[Task details] Every line in the listing below that holds the word "name" should be returned.

[Excerpted records]
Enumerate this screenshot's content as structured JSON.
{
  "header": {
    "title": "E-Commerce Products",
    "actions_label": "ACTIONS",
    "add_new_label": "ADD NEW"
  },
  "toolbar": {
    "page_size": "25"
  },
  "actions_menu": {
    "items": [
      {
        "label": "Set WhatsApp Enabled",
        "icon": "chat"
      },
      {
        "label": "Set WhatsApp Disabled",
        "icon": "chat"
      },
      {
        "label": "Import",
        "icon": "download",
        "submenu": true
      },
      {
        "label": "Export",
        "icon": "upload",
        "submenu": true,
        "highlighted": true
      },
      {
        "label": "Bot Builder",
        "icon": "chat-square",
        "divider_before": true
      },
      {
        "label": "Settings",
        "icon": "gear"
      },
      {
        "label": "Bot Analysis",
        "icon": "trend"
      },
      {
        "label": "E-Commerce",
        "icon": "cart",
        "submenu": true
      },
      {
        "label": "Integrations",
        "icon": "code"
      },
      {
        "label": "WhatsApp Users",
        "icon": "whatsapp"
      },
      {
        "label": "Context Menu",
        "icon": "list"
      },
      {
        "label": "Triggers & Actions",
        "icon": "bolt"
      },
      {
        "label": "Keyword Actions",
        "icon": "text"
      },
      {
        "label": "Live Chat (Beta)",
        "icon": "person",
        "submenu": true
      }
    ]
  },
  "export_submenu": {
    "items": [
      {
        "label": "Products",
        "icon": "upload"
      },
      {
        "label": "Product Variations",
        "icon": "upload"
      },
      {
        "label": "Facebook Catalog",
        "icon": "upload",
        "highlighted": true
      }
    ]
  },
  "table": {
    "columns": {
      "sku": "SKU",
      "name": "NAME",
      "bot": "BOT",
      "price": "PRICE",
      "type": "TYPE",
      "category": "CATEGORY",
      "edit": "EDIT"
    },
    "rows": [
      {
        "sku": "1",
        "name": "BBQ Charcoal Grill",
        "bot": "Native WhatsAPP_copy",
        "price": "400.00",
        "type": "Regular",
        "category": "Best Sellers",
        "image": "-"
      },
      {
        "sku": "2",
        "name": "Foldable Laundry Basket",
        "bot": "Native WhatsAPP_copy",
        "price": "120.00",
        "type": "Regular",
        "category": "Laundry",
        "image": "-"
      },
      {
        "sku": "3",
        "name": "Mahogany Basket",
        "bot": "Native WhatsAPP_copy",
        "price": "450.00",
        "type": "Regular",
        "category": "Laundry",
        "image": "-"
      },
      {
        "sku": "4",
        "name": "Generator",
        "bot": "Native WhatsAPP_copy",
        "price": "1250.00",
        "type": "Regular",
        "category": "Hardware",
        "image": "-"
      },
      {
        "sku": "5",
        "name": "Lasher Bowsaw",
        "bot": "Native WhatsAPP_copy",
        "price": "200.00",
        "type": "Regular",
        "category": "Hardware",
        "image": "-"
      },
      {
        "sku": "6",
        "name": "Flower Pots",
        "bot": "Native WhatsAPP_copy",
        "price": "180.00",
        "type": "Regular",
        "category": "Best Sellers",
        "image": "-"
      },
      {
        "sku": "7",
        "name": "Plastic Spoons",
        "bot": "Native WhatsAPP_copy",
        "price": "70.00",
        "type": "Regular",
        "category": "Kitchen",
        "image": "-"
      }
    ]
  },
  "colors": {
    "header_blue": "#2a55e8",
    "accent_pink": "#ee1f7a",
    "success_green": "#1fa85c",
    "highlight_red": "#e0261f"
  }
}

[Answer to this problem]
      "name": "NAME",
        "name": "BBQ Charcoal Grill",
        "name": "Foldable Laundry Basket",
        "name": "Mahogany Basket",
        "name": "Generator",
        "name": "Lasher Bowsaw",
        "name": "Flower Pots",
        "name": "Plastic Spoons",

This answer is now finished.